Oil prices climbed over 1% on Wednesday, after an industry report showed U.S. crude inventories have fallen more than expected, while hopes of an effective COVID-19 vaccine continued to bolster sentiment. Brent crude LCOc1 futures were up 48 cents, or 1.1% to $44.09 a barrel at 0445 GMT, while U.S. West Texas Intermediate (WTI) crude CLc1 futures also rose 48 cents, or 1.2%, to $41.84 a barrel. Both benchmarks gained nearly 3% on Tuesday.
Crude stockpiles fell by 5.1 million barrels last week to about 482 million barrels, industry group data showed on Tuesday, compared with analysts’ expectations in a Reuters poll for a reduction of 913,000 barrels. [API/S] “Defying analysts’ expectations again, the American Petroleum Institute (API) reported on Tuesday a significant ‘draw’ in crude oil inventories,” said Stephen Innes, chief market strategist at AXI. Oil prices also “continue to revel on the back of Pfizer’s vaccine announcement,” Innes said.

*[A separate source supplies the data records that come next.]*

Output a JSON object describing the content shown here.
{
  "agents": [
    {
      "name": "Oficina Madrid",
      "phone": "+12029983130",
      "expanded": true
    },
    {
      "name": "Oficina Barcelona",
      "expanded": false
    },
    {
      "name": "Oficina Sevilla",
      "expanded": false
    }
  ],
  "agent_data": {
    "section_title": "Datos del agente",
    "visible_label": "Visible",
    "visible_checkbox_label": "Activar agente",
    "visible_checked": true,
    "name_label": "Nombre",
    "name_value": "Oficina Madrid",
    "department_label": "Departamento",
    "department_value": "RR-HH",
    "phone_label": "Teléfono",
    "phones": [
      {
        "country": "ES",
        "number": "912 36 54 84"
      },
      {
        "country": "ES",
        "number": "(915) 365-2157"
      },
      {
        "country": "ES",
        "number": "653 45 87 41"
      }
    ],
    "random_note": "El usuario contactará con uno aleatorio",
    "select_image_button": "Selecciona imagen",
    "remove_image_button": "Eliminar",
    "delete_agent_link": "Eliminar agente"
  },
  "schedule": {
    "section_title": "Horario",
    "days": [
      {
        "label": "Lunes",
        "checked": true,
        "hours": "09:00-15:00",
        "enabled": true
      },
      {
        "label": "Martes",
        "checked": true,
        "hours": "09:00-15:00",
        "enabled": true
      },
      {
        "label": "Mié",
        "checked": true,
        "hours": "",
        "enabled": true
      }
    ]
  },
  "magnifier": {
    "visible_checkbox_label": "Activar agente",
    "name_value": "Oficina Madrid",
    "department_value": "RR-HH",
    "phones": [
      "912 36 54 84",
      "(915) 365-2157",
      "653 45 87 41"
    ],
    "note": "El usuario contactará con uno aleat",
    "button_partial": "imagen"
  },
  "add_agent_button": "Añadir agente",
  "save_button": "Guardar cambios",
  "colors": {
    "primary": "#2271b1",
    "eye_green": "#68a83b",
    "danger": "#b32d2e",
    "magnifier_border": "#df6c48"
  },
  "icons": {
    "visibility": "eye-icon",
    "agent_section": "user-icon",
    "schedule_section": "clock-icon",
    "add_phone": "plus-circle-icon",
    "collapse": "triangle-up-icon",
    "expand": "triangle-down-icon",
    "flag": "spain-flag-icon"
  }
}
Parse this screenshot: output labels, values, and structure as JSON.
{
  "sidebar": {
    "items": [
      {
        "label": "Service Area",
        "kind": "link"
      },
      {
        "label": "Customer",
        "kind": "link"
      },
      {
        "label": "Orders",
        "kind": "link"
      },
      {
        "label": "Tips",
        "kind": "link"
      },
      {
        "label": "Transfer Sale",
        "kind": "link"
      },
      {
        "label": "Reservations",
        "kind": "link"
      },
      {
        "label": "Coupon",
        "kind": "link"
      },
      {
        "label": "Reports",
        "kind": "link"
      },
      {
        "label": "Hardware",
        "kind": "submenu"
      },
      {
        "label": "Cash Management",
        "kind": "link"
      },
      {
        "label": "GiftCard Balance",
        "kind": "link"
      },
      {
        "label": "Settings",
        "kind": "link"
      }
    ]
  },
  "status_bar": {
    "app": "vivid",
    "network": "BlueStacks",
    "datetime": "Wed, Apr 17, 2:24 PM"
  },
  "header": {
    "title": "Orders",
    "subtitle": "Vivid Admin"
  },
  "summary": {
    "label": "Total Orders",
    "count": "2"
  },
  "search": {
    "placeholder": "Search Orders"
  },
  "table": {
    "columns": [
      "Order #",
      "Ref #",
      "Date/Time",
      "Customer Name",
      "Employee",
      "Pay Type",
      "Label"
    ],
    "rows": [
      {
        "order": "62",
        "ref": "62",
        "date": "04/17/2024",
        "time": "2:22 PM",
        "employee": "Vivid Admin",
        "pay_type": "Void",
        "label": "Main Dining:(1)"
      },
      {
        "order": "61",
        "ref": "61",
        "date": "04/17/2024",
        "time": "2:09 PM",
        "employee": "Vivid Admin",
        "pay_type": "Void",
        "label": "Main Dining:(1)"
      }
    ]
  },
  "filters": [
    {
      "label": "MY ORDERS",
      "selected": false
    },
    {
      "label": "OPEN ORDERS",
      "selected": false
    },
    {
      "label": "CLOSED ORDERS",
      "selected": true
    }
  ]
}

Both Brent and U.S.
oil prices are up more than 10% this week since initial trials data showed the experimental COVID-19 vaccine being developed by Pfizer Inc PFE.N and Germany’s BioNTech 22UAy.DE was 90% effective.
Most Asian stocks advance; China tech retreats: Markets Wrap
Meanwhile, most Asian stocks pushed higher Wednesday after a rotation out of defensive technology names into shares more exposed to economic growth continued in the U.S. overnight.
Equities in Japan and Australia climbed more than 1%, but a technology selloff in China deepened following Beijing’s crackdown on the Internet industry. S&P 500 futures edged up after the benchmark pulled back from a two-month high Tuesday, when the Nasdaq 100 index slid almost 2%. European futures slipped.
Shares in companies including Alibaba Group Holding Ltd. and Tencent Holdings Ltd. slumped after the Communist Party unveiled regulations to root out monopolistic practices in the technology industry.
The dollar edged lower and crude oil extended an advance. New Zealand’s currency rose to a 19-month high as traders pared expectations for the central bank to introduce negative rates after its latest policy statement. Investors will also be watching Alibaba’s annual Singles’ Day, the online shopping phenomenon that could provide clues on China’s economic recovery.
Enthusiasm over the prospects for a coronavirus vaccine boosted global equities and sent havens into a tailspin this week, though some analysts said the moves may have gone too far. The coronavirus shot still has several hurdles to clear and there are concern over U.S. fiscal stimulus, the transition of power to President-elect Joe Biden and a virus resurgence.